I was diagnosed with post-natal depression 17 years ago, and although circumstances have changed, I don’t think I’ve never really recovered. I have weeks and months when things seem fine; I function as a fairly competent human being. Then the gloom descends and my world falls apart.
I’ve talked to various GPs about this in the past, but only in a general “let’s wait and see” sort of way, mainly because of my reluctance to buy into any sort of pharmaceutical solution (I’m like this generally — about most ailments). But last weekend I hit a new low and sought help.

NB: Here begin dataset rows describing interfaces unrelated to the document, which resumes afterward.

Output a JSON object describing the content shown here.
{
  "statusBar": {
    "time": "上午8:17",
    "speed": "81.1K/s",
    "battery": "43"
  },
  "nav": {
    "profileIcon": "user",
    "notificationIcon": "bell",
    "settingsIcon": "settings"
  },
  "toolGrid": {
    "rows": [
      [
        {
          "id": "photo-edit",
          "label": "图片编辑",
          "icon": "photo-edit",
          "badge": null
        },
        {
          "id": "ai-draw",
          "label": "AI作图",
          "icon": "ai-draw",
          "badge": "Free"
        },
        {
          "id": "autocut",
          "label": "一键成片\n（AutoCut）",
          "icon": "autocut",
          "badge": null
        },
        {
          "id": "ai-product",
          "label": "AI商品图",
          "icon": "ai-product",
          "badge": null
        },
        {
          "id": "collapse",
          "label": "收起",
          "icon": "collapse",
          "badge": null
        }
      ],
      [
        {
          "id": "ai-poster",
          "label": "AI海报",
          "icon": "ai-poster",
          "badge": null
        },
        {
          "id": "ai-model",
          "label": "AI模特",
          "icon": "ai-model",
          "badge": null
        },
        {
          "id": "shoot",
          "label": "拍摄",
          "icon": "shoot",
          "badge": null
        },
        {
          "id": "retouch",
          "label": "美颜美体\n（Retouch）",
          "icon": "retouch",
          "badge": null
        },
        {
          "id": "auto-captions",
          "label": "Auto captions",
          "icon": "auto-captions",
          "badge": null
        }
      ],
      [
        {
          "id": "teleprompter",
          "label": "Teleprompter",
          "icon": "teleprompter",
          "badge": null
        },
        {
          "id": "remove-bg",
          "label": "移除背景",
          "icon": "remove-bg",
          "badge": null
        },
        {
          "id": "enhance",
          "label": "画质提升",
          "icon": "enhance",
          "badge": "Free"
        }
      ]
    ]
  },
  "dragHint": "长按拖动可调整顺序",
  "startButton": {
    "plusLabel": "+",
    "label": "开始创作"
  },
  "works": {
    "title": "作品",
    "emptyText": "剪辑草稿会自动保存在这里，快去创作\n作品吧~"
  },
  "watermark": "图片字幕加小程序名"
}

I’m not really sure what I expected, but my doctor has prescribed anti-depressants (and some other stuff that I’m still thinking about). I came home and did some research on the particular medication (I have a library degree, so I mean actual research – not Google); and I’ve decided not to fill the prescription. The thought of what the chemicals can do to my body actually makes me more depressed. But I think more importantly, it makes me feel that I’m relinquishing control over my situation and I’m not ready to do that. I know that antidepressants do a whole lot of good for many people and I’m not ruling them out forever. I just want to look for alternatives first.
Medication also treats the symptoms, and I really, really need to address the causes. I feel like my life is shit because – well, objectively, a lot of my life is shit. Taking drugs won’t fix that I’m overweight, unemployed, have a relationship in crisis and feel like my brain is turning to mush from under-use.
So I’ve decided to deal with this the way I tackle most things; by doing research, analysing the information I find, doing some more research, and making a plan that involves taking charge of things myself.
Yes, I am a control freak; but actually that’s a part of me I can live with.
I’m also a writer; and have realised over the years that writing is how I make sense of the world. I’ve never been one of those people who plans something out and then writes it down. I start writing, then read what I’ve written and change it a bit, then I write some more, and repeat this process over and over again until I’ve created meaning out of all the thoughts and connections that whiz around my head like ingredients in the pantry, waiting to be turned into a cake or a casserole or whatever.
Even as I’m writing this, I’m not sure that my blog is the right place for this process. But the fact is, part of dealing with depression is acknowledging that it exists. My blogging community is no less real than any other I belong to and it would feel disingenuous to continue posting with a phoney “happy face.”
I have no intention of turning ZimmerBitch into a chronicle of depression. One of the things I derive real pleasure from is photography, and the blog will still be principally a place for my images and the thoughts that go with them. But I guess I’d also like to use the structure and discipline of writing a blog to explore some of the stuff I need to think about.
I will provide warnings on all DEPRESSION content, and if you start abandoning me in droves, I’ll see the error of my ways and find alternative forums for my angst!
In the meantime, I’m taking baby steps. So I’m off to get ready for a date with the Big T; dinner and An Evening with Noel Fielding.